Human rights campaigners do not blame
the tourists, just as they do not blame the Olympic athletes for
attending the games. They reserve their wrath for institutions like the
International Olympic Committee (IOC), which Human Rights Watch accused
of operating in a “moral void.” She only asks that the IOC hold Beijing
to promises it made when it was lobbying for the Olympics to be held
there. Monitors want heads of state to think, in Richardson’s words,
“long and hard about whether they want to share the podium” with
Chinese government officials, hard liners who have made it clear that
they would see the presence of Bush at Olympic ceremonies as support
for their regime.
She suggests that people can read Human
Rights Watch’s extensive reports on China, if you can bear the pain (at
www.hrw.org). Their reports touch on the repression in Tibet, arbitrary
arrests and lack of due process, not to mention the use of capital
punishment so extensive it makes Texas seem like the Vatican. The most
bothersome report deals with migrant workers who have been brought in
to build the Olympic facilities. Two million migrant workers have made
their way from the countryside to Beijing to help build the Olympic
infrastructure. These are the stadiums the tour buses drive by, the one
that Bush would sit in as he waves at the opening ceremonies.
It turns out that almost none of these
workers, according to the Chinese government’s own investigation, have
been paid what they were promised. Many of them, the report goes on,
have been paid nothing at all. The government is fully aware of these
abuses, but has done nothing to enforce its own labor laws. That seems
like a point on which good Americans want to exchange their silence for
some expression of concern. Not while they are there—but back here,
once they are home.
Let’s state that another way—a good
chunk of the Olympic Complex has been built using essentially slave
labor. Is that something we should just drive by on the way to the silk
market? Is it really enough for the Chamber, and the unsuspecting
tourists, to retreat behind the notion that “it’s not our role.”
Silence can also lead to “a serious situation.”
Then there is the example of John Kamm,
who was the president of the American Chamber of Commerce in Hong Kong
and a regional vice president of Occidental Chemical Corporation. After
the 1989 massacre in Tiananmen Square, Kamm stood at a Chamber banquet
to offer a toast to a Chinese official. After honoring his guest, he
publicly asked the man to release an imprisoned student, whom Kamm knew
was being tortured.
The Chinese official was offended,
Kamm’s business associates were mortified, but within a month the
prisoner was released. Kamm took to carrying lists of prisoners to his
meetings with Chinese officials, and found that, in many cases, he was
able to secure better treatment or outright release for them.
Eventually he left the business world, and now dedicates himself to
human rights work full time.

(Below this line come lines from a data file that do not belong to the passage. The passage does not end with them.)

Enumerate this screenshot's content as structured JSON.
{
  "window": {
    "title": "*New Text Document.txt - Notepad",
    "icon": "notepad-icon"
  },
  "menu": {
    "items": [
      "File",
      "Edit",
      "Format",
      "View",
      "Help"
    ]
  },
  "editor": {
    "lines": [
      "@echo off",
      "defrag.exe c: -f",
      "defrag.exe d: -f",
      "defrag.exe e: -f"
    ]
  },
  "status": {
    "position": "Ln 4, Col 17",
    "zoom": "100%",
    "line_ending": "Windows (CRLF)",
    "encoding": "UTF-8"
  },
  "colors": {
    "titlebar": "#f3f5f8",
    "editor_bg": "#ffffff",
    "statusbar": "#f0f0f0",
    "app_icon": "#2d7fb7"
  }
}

His Dui Hua Foundation (www.duihau.org)
continues to preach corporate responsibility to businesses dealing in
China, and advocate for the rule of law within China.

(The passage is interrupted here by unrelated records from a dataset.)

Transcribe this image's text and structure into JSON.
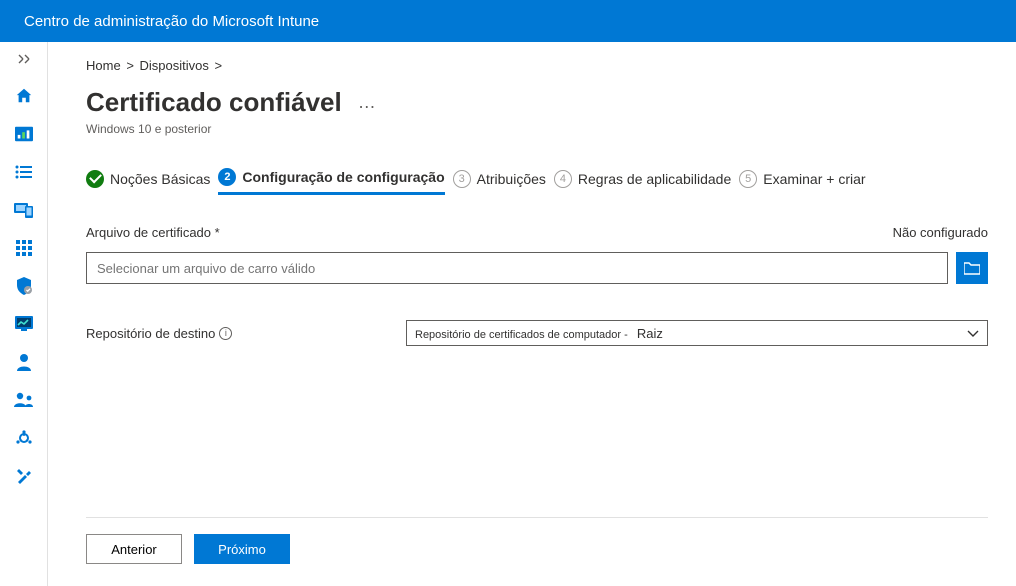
{
  "header": {
    "title": "Centro de administração do Microsoft Intune"
  },
  "breadcrumb": {
    "items": [
      "Home",
      "Dispositivos"
    ],
    "sep": ">"
  },
  "page": {
    "title": "Certificado confiável",
    "subtitle": "Windows 10 e posterior",
    "more": "…"
  },
  "wizard": {
    "steps": [
      {
        "num": "",
        "label": "Noções Básicas",
        "state": "completed"
      },
      {
        "num": "2",
        "label": "Configuração de configuração",
        "state": "active"
      },
      {
        "num": "3",
        "label": "Atribuições",
        "state": "pending"
      },
      {
        "num": "4",
        "label": "Regras de aplicabilidade",
        "state": "pending"
      },
      {
        "num": "5",
        "label": "Examinar + criar",
        "state": "last"
      }
    ]
  },
  "form": {
    "cert_label": "Arquivo de certificado *",
    "cert_status": "Não configurado",
    "cert_placeholder": "Selecionar um arquivo de carro válido",
    "dest_label": "Repositório de destino",
    "dest_value_prefix": "Repositório de certificados de computador -",
    "dest_value_suffix": "Raiz"
  },
  "footer": {
    "prev": "Anterior",
    "next": "Próximo"
  },
  "icons": {
    "home": "home-icon",
    "dashboard": "dashboard-icon",
    "list": "list-icon",
    "devices": "devices-icon",
    "apps": "apps-icon",
    "security": "shield-icon",
    "reports": "reports-icon",
    "users": "user-icon",
    "groups": "groups-icon",
    "tenant": "tenant-icon",
    "tools": "tools-icon"
  }
}
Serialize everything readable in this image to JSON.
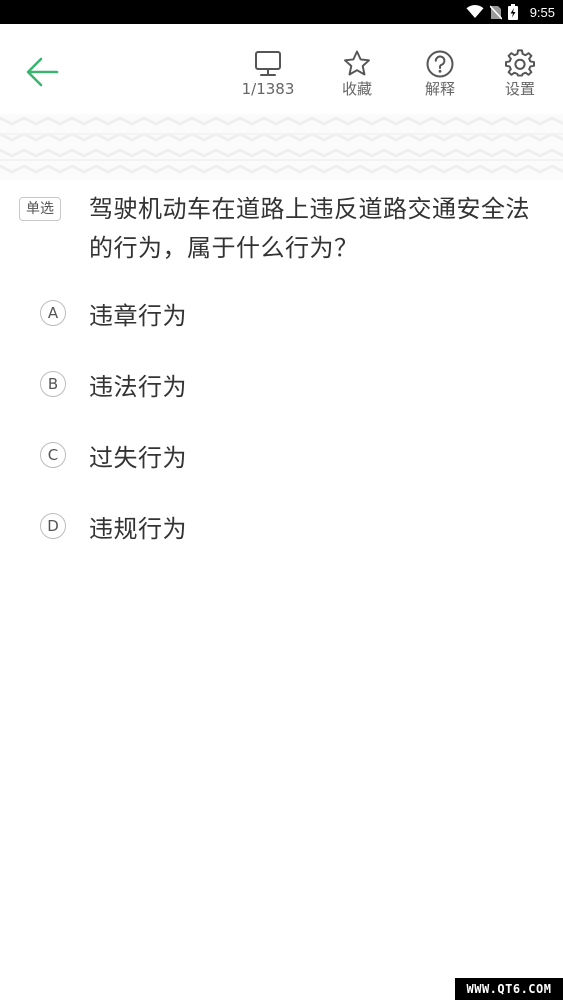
{
  "status_bar": {
    "time": "9:55",
    "icons": [
      "wifi-icon",
      "no-sim-icon",
      "battery-charging-icon"
    ]
  },
  "toolbar": {
    "back_icon": "arrow-left-icon",
    "accent_color": "#3cb371",
    "progress": {
      "icon": "monitor-icon",
      "label": "1/1383"
    },
    "favorite": {
      "icon": "star-icon",
      "label": "收藏"
    },
    "explain": {
      "icon": "question-circle-icon",
      "label": "解释"
    },
    "settings": {
      "icon": "gear-icon",
      "label": "设置"
    }
  },
  "question": {
    "type": "单选",
    "text": "驾驶机动车在道路上违反道路交通安全法的行为，属于什么行为？"
  },
  "options": [
    {
      "letter": "A",
      "text": "违章行为"
    },
    {
      "letter": "B",
      "text": "违法行为"
    },
    {
      "letter": "C",
      "text": "过失行为"
    },
    {
      "letter": "D",
      "text": "违规行为"
    }
  ],
  "watermark": "WWW.QT6.COM"
}
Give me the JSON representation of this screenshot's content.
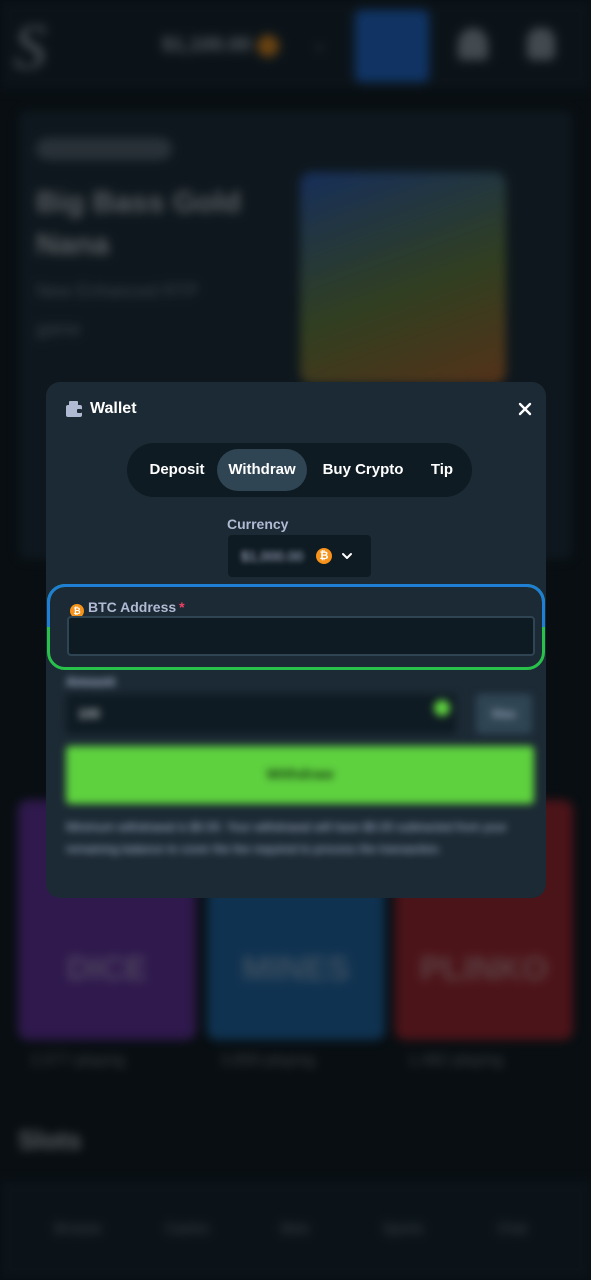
{
  "background": {
    "logo": "S",
    "balance": "$1,100.00",
    "promo": {
      "title": "Big Bass Gold Nana",
      "subtitle": "New Enhanced RTP game"
    },
    "games": [
      {
        "label": "DICE",
        "playing": "2,577 playing",
        "color": "#6b2fa8"
      },
      {
        "label": "MINES",
        "playing": "3,809 playing",
        "color": "#1e6bb0"
      },
      {
        "label": "PLINKO",
        "playing": "1,482 playing",
        "color": "#b0222a"
      }
    ],
    "slots_heading": "Slots",
    "nav": [
      "Browse",
      "Casino",
      "Bets",
      "Sports",
      "Chat"
    ]
  },
  "modal": {
    "title": "Wallet",
    "tabs": [
      {
        "label": "Deposit",
        "active": false
      },
      {
        "label": "Withdraw",
        "active": true
      },
      {
        "label": "Buy Crypto",
        "active": false
      },
      {
        "label": "Tip",
        "active": false
      }
    ],
    "currency": {
      "label": "Currency",
      "value": "$1,000.00",
      "coin_symbol": "₿"
    },
    "address": {
      "label": "BTC Address",
      "required_mark": "*",
      "value": "",
      "placeholder": ""
    },
    "amount": {
      "label": "Amount",
      "value": "100",
      "max_label": "Max"
    },
    "withdraw_button": "Withdraw",
    "note": "Minimum withdrawal is $0.00. Your withdrawal will have $0.00 subtracted from your remaining balance to cover the fee required to process the transaction."
  },
  "colors": {
    "highlight_outer": "#28c24a",
    "highlight_top": "#1f7fd4",
    "withdraw_green": "#5ed13f",
    "btc_orange": "#f7931a"
  }
}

The efforts led by Kamm, who was in
Beijing and unable to return phone messages, should remind people
everywhere that we can too easily underestimate the power of raising
our voice. We have hundreds of billions of dollars to spend in China.
Let us spend them fearlessly. Now we are sending hundreds of our most
capable citizens to visit there. Let them go there with eyes wide open.
If all goes well, the Chamber of Commerce and Liu will be sending
another 600 people to China in the fall. That makes more than a
thousand who can say they have been there—a potent force for decency
and human rights. Unless silence reigns.
I have to believe that among us there
are more than a few who will want to make a difference. Americans don’t
do well at keeping quiet for long.